Work task ->
Give the entries below again, word for word, and leave out the images.

Data under study ->
.....
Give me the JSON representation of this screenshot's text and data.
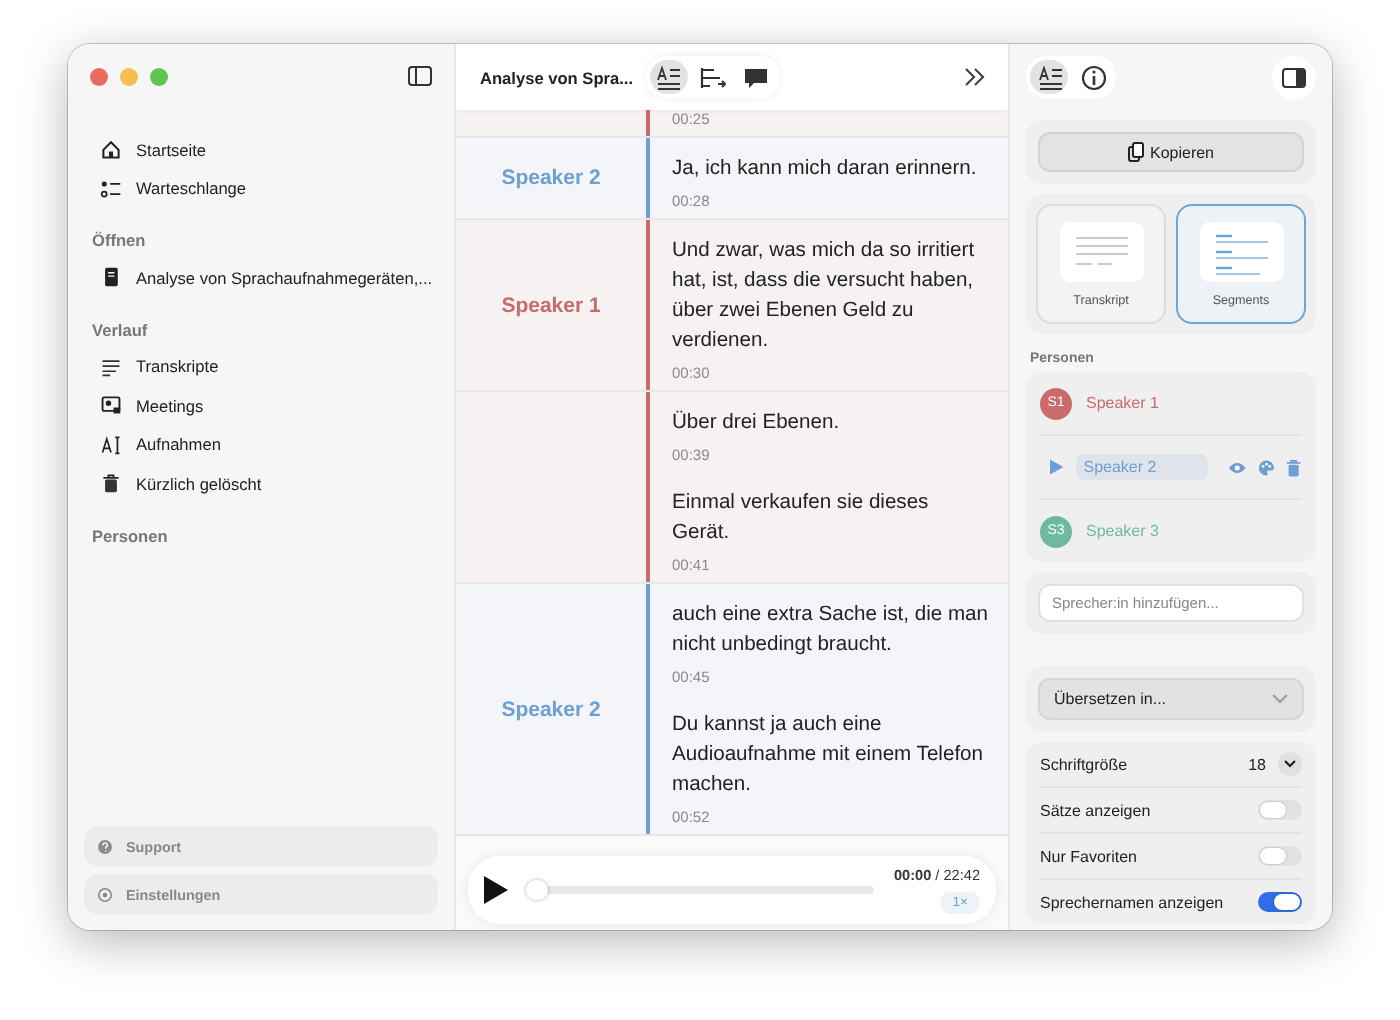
{
  "sidebar": {
    "nav": [
      {
        "label": "Startseite",
        "kind": "home"
      },
      {
        "label": "Warteschlange",
        "kind": "queue"
      }
    ],
    "sections": [
      {
        "title": "Öffnen",
        "items": [
          {
            "label": "Analyse von Sprachaufnahmegeräten,...",
            "kind": "document"
          }
        ]
      },
      {
        "title": "Verlauf",
        "items": [
          {
            "label": "Transkripte",
            "kind": "lines"
          },
          {
            "label": "Meetings",
            "kind": "meeting"
          },
          {
            "label": "Aufnahmen",
            "kind": "textcursor"
          },
          {
            "label": "Kürzlich gelöscht",
            "kind": "trash"
          }
        ]
      },
      {
        "title": "Personen"
      }
    ],
    "footer": [
      {
        "label": "Support",
        "kind": "help"
      },
      {
        "label": "Einstellungen",
        "kind": "settings"
      }
    ]
  },
  "transcript": {
    "title": "Analyse von Spra...",
    "views": [
      {
        "kind": "transcript",
        "selected": true
      },
      {
        "kind": "chapters",
        "selected": false
      },
      {
        "kind": "comments",
        "selected": false
      }
    ],
    "groups": [
      {
        "color": "#c96b6b",
        "entries": [
          {
            "time": "00:25"
          }
        ]
      },
      {
        "speaker": "Speaker 2",
        "color": "#6d9fd4",
        "entries": [
          {
            "text": "Ja, ich kann mich daran erinnern.",
            "time": "00:28"
          }
        ]
      },
      {
        "speaker": "Speaker 1",
        "color": "#c96b6b",
        "entries": [
          {
            "text": "Und zwar, was mich da so irritiert hat, ist, dass die versucht haben, über zwei Ebenen Geld zu verdienen.",
            "time": "00:30"
          }
        ]
      },
      {
        "color": "#c96b6b",
        "entries": [
          {
            "text": "Über drei Ebenen.",
            "time": "00:39"
          },
          {
            "text": "Einmal verkaufen sie dieses Gerät.",
            "time": "00:41"
          }
        ]
      },
      {
        "speaker": "Speaker 2",
        "color": "#6d9fd4",
        "entries": [
          {
            "text": "auch eine extra Sache ist, die man nicht unbedingt braucht.",
            "time": "00:45"
          },
          {
            "text": "Du kannst ja auch eine Audioaufnahme mit einem Telefon machen.",
            "time": "00:52"
          }
        ]
      }
    ],
    "player": {
      "level": 0,
      "time": "**00:00** / 22:42",
      "speed": "1×"
    }
  },
  "inspector": {
    "tabs": [
      {
        "kind": "text",
        "selected": true
      },
      {
        "kind": "info",
        "selected": false
      }
    ],
    "copy_button": "Kopieren",
    "formats": [
      {
        "label": "Transkript",
        "selected": false
      },
      {
        "label": "Segments",
        "selected": true
      }
    ],
    "persons_title": "Personen",
    "persons": [
      {
        "initials": "S1",
        "name": "Speaker 1",
        "color": "#c96b6b",
        "editing": false
      },
      {
        "name": "Speaker 2",
        "color": "#6d9fd4",
        "editing": true
      },
      {
        "initials": "S3",
        "name": "Speaker 3",
        "color": "#6fb8a2",
        "editing": false
      }
    ],
    "add_person": {
      "placeholder": "Sprecher:in hinzufügen..."
    },
    "translate": "Übersetzen in...",
    "settings": [
      {
        "kind": "stepper",
        "label": "Schriftgröße",
        "value": "18"
      },
      {
        "kind": "toggle",
        "label": "Sätze anzeigen",
        "on": false
      },
      {
        "kind": "toggle",
        "label": "Nur Favoriten",
        "on": false
      },
      {
        "kind": "toggle",
        "label": "Sprechernamen anzeigen",
        "on": true
      }
    ]
  }
}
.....
Solution to this task ->
Give me the JSON representation of this screenshot's text and data.
{
  "sidebar": {
    "nav": [
      {
        "label": "Startseite",
        "kind": "home"
      },
      {
        "label": "Warteschlange",
        "kind": "queue"
      }
    ],
    "sections": [
      {
        "title": "Öffnen",
        "items": [
          {
            "label": "Analyse von Sprachaufnahmegeräten,...",
            "kind": "document"
          }
        ]
      },
      {
        "title": "Verlauf",
        "items": [
          {
            "label": "Transkripte",
            "kind": "lines"
          },
          {
            "label": "Meetings",
            "kind": "meeting"
          },
          {
            "label": "Aufnahmen",
            "kind": "textcursor"
          },
          {
            "label": "Kürzlich gelöscht",
            "kind": "trash"
          }
        ]
      },
      {
        "title": "Personen"
      }
    ],
    "footer": [
      {
        "label": "Support",
        "kind": "help"
      },
      {
        "label": "Einstellungen",
        "kind": "settings"
      }
    ]
  },
  "transcript": {
    "title": "Analyse von Spra...",
    "views": [
      {
        "kind": "transcript",
        "selected": true
      },
      {
        "kind": "chapters",
        "selected": false
      },
      {
        "kind": "comments",
        "selected": false
      }
    ],
    "groups": [
      {
        "color": "#c96b6b",
        "entries": [
          {
            "time": "00:25"
          }
        ]
      },
      {
        "speaker": "Speaker 2",
        "color": "#6d9fd4",
        "entries": [
          {
            "text": "Ja, ich kann mich daran erinnern.",
            "time": "00:28"
          }
        ]
      },
      {
        "speaker": "Speaker 1",
        "color": "#c96b6b",
        "entries": [
          {
            "text": "Und zwar, was mich da so irritiert hat, ist, dass die versucht haben, über zwei Ebenen Geld zu verdienen.",
            "time": "00:30"
          }
        ]
      },
      {
        "color": "#c96b6b",
        "entries": [
          {
            "text": "Über drei Ebenen.",
            "time": "00:39"
          },
          {
            "text": "Einmal verkaufen sie dieses Gerät.",
            "time": "00:41"
          }
        ]
      },
      {
        "speaker": "Speaker 2",
        "color": "#6d9fd4",
        "entries": [
          {
            "text": "auch eine extra Sache ist, die man nicht unbedingt braucht.",
            "time": "00:45"
          },
          {
            "text": "Du kannst ja auch eine Audioaufnahme mit einem Telefon machen.",
            "time": "00:52"
          }
        ]
      }
    ],
    "player": {
      "level": 0,
      "time": "**00:00** / 22:42",
      "speed": "1×"
    }
  },
  "inspector": {
    "tabs": [
      {
        "kind": "text",
        "selected": true
      },
      {
        "kind": "info",
        "selected": false
      }
    ],
    "copy_button": "Kopieren",
    "formats": [
      {
        "label": "Transkript",
        "selected": false
      },
      {
        "label": "Segments",
        "selected": true
      }
    ],
    "persons_title": "Personen",
    "persons": [
      {
        "initials": "S1",
        "name": "Speaker 1",
        "color": "#c96b6b",
        "editing": false
      },
      {
        "name": "Speaker 2",
        "color": "#6d9fd4",
        "editing": true
      },
      {
        "initials": "S3",
        "name": "Speaker 3",
        "color": "#6fb8a2",
        "editing": false
      }
    ],
    "add_person": {
      "placeholder": "Sprecher:in hinzufügen..."
    },
    "translate": "Übersetzen in...",
    "settings": [
      {
        "kind": "stepper",
        "label": "Schriftgröße",
        "value": "18"
      },
      {
        "kind": "toggle",
        "label": "Sätze anzeigen",
        "on": false
      },
      {
        "kind": "toggle",
        "label": "Nur Favoriten",
        "on": false
      },
      {
        "kind": "toggle",
        "label": "Sprechernamen anzeigen",
        "on": true
      }
    ]
  }
}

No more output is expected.